There is more fuel beneath the fire, but let’s stop there. The point is that, as I stated months ago, Daniel is being made honest. I just received another of many, many acknowledgments Thursday from another author. I am totally “over” editorial acknowledgments, folks, except for delighting in the generosity and virtue of those who write them. I feel good; they feel good. I think the corporate-speak for this situation is win-win. All right. But this isn’t an Eight Worldly Dharmas clinging for me. That is not what this situation with Daniel is about. I need nothing in this situation for myself.

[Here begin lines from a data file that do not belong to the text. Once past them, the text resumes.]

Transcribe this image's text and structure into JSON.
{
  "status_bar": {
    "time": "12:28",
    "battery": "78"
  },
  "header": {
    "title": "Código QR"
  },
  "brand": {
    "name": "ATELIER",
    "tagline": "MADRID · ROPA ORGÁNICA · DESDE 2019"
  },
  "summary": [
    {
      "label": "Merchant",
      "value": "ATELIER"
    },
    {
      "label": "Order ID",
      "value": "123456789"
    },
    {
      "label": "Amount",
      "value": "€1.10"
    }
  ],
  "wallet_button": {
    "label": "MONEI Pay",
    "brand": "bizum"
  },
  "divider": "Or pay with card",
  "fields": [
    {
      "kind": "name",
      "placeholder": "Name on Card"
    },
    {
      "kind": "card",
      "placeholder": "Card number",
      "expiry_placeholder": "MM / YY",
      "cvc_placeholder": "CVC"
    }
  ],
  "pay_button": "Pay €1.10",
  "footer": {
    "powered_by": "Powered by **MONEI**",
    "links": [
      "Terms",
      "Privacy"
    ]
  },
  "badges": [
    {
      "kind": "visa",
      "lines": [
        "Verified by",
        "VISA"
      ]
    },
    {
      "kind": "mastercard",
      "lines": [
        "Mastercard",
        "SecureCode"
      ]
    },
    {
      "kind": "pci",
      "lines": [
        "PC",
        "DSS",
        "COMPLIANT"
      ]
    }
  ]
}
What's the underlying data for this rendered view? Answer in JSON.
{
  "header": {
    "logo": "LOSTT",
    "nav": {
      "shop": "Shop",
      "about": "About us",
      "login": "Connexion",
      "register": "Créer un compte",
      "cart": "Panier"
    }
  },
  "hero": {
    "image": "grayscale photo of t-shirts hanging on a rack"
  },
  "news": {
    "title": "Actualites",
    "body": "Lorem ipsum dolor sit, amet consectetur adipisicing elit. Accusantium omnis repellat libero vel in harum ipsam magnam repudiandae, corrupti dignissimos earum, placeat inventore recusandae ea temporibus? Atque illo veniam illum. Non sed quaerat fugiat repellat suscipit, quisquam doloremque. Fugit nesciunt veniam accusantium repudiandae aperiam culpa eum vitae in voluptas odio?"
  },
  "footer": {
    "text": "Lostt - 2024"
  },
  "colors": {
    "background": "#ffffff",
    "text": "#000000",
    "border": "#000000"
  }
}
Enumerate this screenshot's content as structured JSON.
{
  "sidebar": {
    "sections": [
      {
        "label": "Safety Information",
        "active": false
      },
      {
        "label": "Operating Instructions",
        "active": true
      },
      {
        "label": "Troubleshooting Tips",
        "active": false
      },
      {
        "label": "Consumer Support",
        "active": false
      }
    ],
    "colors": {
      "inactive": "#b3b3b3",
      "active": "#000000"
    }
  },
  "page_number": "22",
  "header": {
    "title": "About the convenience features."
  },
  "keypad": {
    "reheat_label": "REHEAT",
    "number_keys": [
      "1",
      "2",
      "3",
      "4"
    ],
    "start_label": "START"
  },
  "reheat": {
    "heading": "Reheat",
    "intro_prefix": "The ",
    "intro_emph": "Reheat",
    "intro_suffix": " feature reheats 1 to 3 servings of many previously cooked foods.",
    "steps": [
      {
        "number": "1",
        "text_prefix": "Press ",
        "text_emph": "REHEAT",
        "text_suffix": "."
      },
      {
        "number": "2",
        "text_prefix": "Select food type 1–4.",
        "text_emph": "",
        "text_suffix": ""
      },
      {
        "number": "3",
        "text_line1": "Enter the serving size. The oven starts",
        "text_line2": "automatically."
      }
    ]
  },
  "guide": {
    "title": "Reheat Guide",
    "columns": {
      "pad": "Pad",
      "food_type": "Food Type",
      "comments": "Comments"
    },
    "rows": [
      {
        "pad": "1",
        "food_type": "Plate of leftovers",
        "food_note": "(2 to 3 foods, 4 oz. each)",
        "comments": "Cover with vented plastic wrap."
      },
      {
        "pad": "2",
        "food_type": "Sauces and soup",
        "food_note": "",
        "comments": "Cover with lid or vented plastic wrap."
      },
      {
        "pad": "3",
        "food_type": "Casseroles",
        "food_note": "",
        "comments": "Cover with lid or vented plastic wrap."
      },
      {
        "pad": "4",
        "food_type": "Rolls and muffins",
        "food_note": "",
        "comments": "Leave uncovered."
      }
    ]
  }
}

It costs Daniel nothing to tell the the simple truth of my contributions to MCTB2. He had agreed to much more. He doesn’t have to thank me; he doesn’t have to like me. But I’ve conceded all I think I should and then some. I draw and stand by the line here, where he means to pass off all that work as his own. Any further concession on my part would positively reinforce his dishonesty with himself. It would be plain wrong. It would not be the lesson he needs to take to heart at this time.
Daniel wrote me back December that he would never be friends with me ever again, that my work on the book would never see the light of day, and he would therefore never give me an editorial acknowledgment. In that letter he tried to downplay that he even liked my work. He said I was a stalker, and he compared me to a rapist.
This man was my friend and my first and most important spiritual mentor and benefactor.
Although Daniel stated that he had already destroyed my work, he hired a lawyer to buy off the work so he could present it to the world solely as his own. He wrote to the U.S. Copyright Office that I was just a “disgruntled editor obviously trying to steal [his] work.” He also wrote on his counterclaim that the work was solely his own. That is very, very far from true. It is almost incomprehensible to me the extent of this dishonestly, particularly since I can easily prove otherwise.
Kindness is not always “niceness.” Turning the cheek is not always the skillful response in a conflict that has escalated to this extreme:
- The fact is that I did that work.
- The fact is that it far exceeds the federal legal threshold for co-authorship.
- The fact is that I hold in my hand the registered copyright certificate with his name and mine on it, and it is valid.
- The fact is that he offered $10,000 to me for the work, which means he values it.
May we both heal all past trauma, know the perfection of compassionate response, and attain Buddhahood for the sake of all others in this wondrously, if sometimes bewilderingly and tragically, interconnected field of humanity